Accessible NfL Blood Test Developed for Neurodegenerative Conditions
NfL test may help doctors see therapy effectiveness, disease progression
Labcorp has launched a widely accessible test that measures the levels of neurofilament light chain (NfL), a biomarker of nerve damage, to screen for signs of neurodegenerative diseases such as multiple sclerosis (MS).
The test is performed on a standard blood sample taken at a hospital, at the doctor’s office, or at any of Labcorp’s patient service centers. It can now be ordered by healthcare providers in the U.S.
“NfL is a simple, objective blood test that provides direct evidence of neuronal damage. In making this test widely available, Labcorp is supporting neurologists with a tool they’ve been asking for that enables faster diagnoses, better treatment decisions and improved patient care,” Brian Caveney, MD, chief medical officer and president of Labcorp Diagnostics, said in a company press release.
“It’s a major step forward in the monitoring and identification of patients with neuronal injury due to disease or trauma,” Caveney said.
MS is an neurodegenerative disorder in which the immune system erroneously attacks the myelin sheath that covers and protects nerve fibers, leading to progressive nerve damage.
Currently, there is no single test to diagnose MS and effective markers that help monitor disease progression and treatment effectiveness are also lacking.
NfL is a structural protein in nerve cells that gets released into the extracellular fluid when the cells are damaged. The protein can be detected in the blood and cerebrospinal fluid — the liquid surrounding the brain and spinal cord — at higher levels than normal in people with neurodegenerative conditions.
Measurements of NfL levels also seem to reflect the extent of nerve cell damage in MS. In a previous study, researchers showed a positive association between NfL levels and MRI measures of disease activity and treatment response.
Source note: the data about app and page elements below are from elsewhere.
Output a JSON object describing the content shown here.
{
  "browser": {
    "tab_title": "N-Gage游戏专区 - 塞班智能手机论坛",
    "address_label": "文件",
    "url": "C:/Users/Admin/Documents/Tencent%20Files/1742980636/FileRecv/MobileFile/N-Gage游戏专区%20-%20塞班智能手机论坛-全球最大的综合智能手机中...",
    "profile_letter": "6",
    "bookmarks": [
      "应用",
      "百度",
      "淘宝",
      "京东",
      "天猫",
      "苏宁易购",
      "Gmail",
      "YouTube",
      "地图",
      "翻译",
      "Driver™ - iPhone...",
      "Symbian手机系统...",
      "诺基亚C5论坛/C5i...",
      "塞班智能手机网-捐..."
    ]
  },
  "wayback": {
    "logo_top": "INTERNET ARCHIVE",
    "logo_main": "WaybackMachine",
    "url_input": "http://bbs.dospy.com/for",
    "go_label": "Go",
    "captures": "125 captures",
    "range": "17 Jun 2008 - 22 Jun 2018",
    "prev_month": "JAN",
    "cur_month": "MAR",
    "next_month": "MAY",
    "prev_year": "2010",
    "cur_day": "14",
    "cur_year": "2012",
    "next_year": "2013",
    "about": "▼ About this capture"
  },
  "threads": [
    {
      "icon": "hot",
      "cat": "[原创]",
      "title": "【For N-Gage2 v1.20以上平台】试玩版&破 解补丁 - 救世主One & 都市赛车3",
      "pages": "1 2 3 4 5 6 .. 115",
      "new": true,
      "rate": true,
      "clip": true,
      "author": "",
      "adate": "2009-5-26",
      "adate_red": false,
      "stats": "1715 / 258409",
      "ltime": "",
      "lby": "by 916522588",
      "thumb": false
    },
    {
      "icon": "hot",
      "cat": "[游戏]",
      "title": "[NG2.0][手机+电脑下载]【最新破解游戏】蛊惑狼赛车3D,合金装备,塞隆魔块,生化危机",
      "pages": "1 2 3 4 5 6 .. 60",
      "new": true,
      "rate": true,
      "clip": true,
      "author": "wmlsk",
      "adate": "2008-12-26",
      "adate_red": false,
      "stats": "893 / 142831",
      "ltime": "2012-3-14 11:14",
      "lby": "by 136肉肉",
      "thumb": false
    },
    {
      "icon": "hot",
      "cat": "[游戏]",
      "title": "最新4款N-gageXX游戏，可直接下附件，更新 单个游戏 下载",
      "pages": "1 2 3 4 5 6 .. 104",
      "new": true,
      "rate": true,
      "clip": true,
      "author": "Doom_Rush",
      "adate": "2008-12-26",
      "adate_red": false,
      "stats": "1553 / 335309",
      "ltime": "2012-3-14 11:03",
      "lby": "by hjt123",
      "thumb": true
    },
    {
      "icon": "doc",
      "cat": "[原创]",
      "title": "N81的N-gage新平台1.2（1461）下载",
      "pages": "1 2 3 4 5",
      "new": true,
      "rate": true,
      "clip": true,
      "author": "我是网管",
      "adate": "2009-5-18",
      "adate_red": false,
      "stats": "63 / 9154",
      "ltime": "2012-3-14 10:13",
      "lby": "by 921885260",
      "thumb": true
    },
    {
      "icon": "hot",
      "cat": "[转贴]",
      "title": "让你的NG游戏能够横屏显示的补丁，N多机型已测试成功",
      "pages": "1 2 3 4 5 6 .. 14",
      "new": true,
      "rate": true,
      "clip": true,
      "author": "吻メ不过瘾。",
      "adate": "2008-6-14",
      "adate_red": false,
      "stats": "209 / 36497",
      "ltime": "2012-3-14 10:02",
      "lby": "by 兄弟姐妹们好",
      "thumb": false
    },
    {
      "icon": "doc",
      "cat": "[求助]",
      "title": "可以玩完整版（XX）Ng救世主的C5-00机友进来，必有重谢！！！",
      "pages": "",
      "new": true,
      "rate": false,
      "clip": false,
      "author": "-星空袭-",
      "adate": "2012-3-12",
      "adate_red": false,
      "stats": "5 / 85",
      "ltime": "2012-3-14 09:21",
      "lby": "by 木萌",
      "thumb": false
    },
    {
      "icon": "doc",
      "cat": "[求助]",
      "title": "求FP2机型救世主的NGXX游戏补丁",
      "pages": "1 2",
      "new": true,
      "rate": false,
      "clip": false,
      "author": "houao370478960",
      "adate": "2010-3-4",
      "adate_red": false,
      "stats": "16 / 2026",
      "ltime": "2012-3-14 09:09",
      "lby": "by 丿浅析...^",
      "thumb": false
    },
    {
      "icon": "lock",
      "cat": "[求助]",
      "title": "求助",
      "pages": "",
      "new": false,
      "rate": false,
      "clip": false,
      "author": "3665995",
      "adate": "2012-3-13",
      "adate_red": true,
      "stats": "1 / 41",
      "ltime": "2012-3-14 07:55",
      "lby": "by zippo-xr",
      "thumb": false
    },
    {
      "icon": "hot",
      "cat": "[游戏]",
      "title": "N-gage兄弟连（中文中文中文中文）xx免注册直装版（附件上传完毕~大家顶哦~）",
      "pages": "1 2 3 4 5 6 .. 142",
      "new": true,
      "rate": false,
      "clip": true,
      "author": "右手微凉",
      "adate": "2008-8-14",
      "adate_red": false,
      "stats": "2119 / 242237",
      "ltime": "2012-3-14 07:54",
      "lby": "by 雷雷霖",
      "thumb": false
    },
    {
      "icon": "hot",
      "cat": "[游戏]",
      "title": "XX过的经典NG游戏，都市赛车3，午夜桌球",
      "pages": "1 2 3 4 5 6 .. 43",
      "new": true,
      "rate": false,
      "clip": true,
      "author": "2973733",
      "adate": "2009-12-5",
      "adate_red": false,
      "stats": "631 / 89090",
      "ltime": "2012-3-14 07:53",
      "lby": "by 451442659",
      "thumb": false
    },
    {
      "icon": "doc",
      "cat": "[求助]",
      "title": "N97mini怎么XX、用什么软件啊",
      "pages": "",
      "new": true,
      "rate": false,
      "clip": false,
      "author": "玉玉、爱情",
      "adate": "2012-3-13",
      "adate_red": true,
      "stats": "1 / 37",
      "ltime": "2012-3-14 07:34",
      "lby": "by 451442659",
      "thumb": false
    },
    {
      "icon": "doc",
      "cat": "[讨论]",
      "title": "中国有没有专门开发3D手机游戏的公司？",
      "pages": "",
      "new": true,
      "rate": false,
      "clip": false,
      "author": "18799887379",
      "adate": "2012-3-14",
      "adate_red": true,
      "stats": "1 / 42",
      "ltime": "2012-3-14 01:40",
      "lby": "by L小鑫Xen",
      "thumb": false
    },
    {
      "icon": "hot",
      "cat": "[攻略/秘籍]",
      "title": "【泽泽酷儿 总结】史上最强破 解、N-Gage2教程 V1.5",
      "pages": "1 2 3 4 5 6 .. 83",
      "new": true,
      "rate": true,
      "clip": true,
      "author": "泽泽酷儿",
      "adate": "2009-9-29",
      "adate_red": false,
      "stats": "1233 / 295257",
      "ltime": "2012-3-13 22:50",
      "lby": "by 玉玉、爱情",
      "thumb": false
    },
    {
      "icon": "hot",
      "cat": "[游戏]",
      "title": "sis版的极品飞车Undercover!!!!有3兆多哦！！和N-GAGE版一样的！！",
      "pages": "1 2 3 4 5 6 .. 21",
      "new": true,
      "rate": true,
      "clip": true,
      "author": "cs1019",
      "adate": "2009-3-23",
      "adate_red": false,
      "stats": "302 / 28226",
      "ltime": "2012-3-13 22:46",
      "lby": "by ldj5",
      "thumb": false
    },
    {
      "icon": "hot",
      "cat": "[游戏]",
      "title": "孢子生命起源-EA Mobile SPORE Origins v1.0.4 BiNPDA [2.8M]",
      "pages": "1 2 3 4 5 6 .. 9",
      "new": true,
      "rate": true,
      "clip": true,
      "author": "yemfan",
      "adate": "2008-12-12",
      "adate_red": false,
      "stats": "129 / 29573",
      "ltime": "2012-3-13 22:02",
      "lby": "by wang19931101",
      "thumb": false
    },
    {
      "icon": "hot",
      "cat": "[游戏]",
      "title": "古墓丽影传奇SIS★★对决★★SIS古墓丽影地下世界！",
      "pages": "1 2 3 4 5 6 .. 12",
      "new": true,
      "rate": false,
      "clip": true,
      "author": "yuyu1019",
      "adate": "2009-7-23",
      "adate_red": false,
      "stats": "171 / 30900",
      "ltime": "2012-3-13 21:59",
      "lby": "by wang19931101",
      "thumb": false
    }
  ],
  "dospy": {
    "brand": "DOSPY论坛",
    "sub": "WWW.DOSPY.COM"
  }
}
A correlation between NfL levels and the number of MS relapses, disability worsening, brain volume loss, and disease activity have also been described in other studies.
Yet, according to Labcorp, a reliable NfL test has not been widely available for patient care.
“This test will be impactful in helping many patients,” Joseph Volpe, neurology business segment and discipline director at Labcorp, said. “Serial use of NfL testing can help doctors to follow trends that indicate the effectiveness of medicines or therapies, or whether there is continued injury or disease progression.”
Factors such as sex and age, lifestyle, and presence of coexisting diseases may influence blood NfL levels. Therefore, the company advises caution when interpreting the results.
This assay has not yet been cleared or approved by the U.S. Food and Drug Administration and is not currently available in New York.